Likewise students of lost fighting systems have no recourse but to turn to their own modern fighting culture(s) and background in contemporary martial arts when attempting to fill in the gaps when dealing with these older sources.  And when one considers how fast our modern fighting culture is changing, the essentialist claim that “everyone” will eventually come to the same “correct” answer rings hollow.


Eric Burkart (left) and Sixt Wetzler engaging in a frank exchange of ideas at the 2016 Martial Arts Studies Conference at the University of Cardiff.
Eric Burkart (left) and Sixt Wetzler engaging in a frank exchange of ideas at the 2016 Martial Arts Studies Conference at the University of Cardiff.




In the field notes that introduced this essay I described four different performances of the same taolu or form. What made them unique was the fact that each martial artist approached the exercise from the perspective of a different set of “cultural techniques.”  Yet all of these individuals lived within 20 miles of each other.

Certainly globalization has led to an explosion in the variety of fighting systems that are available to modern consumers.  Yet one must also suspect that a world in which swordsmanship was a life or death skill (and a great way to make a living) would also have generated its own factions and competing schools.  Even if we could reconstruct the “original” interpretation of a specific classic author, would we derive actual insight from the exercise?  Would it reveal to us what the martial culture of the Middle Ages or Renaissance was “really” like?  Or would such a discovery obscure the more fundamental reality of cultural variety and change in every time period.

It is important to note that Burkart does not appear to be oppose HEMA, or the reconstruction of fight books, per se.  Indeed, one suspects that he rather enjoys swordsmanship.

Rather the author appears to be seeking a greater degree of humility in our discussions of these projects, and a frank acknowledgement that rather than recreating an “authentic” past we are in fact interpreting historical resources in light of our current martial culture(s).  The end result is the construction of something that is new and interesting in its own right, but not a resurrection of the past.

Compared to the HEMA movement, the ongoing efforts to reconstruct Chinese fighting systems found in Ming and Qing era manuals is still in its infancy.  Burkart’s thoughts come at an opportune time for those who are involved in the study of these time periods.  It may also be interesting to consider how the existence of a much richer “living martial arts tradition” in China may (or may not) cause us to approach some of these questions differently.

For students of the Seven Forms of Lightsaber Combat, Burkart suggests that the combative accents I noted are not likely to go away any time soon.  Indeed, the existence of a shared mythology notwithstanding, not everyone in this community shares the same body of “cultural technique.”  Still, having an opportunity to observe the impact of this variation within a new movement might reveal fresh insights into how embodied techniques both accommodate and resist change as new identities come into being.

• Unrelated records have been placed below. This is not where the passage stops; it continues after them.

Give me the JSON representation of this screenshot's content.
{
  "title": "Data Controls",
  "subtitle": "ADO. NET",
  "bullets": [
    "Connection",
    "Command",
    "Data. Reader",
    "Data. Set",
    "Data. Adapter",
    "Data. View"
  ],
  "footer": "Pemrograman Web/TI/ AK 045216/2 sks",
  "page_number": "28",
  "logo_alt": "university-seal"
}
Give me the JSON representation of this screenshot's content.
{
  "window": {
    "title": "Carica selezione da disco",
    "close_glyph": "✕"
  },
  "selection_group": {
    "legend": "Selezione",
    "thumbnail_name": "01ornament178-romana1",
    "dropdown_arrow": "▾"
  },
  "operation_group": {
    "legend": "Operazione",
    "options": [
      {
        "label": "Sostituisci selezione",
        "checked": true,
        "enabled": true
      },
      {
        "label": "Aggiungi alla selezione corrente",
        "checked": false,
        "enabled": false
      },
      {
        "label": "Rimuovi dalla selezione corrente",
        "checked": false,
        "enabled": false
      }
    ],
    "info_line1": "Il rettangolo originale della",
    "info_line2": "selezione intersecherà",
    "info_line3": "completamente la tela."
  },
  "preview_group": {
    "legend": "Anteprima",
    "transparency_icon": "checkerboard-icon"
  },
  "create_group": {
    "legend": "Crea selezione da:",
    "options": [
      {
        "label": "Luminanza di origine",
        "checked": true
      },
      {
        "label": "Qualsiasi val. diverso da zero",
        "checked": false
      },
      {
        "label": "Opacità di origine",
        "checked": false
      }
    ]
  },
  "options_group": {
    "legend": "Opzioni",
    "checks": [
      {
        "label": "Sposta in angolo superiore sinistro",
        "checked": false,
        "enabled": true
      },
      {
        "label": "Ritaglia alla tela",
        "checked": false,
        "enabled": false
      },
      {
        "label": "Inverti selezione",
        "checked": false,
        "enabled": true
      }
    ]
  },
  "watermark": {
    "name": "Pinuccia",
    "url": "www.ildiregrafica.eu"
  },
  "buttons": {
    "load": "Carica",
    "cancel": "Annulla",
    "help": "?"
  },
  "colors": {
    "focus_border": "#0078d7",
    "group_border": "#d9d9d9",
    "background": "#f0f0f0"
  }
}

If you enjoyed this review you might also want to read: Letting ‘Real’ Kung Fu Die: Paradoxes of the Traditional Chinese Martial Arts as Intangible Cultural Heritage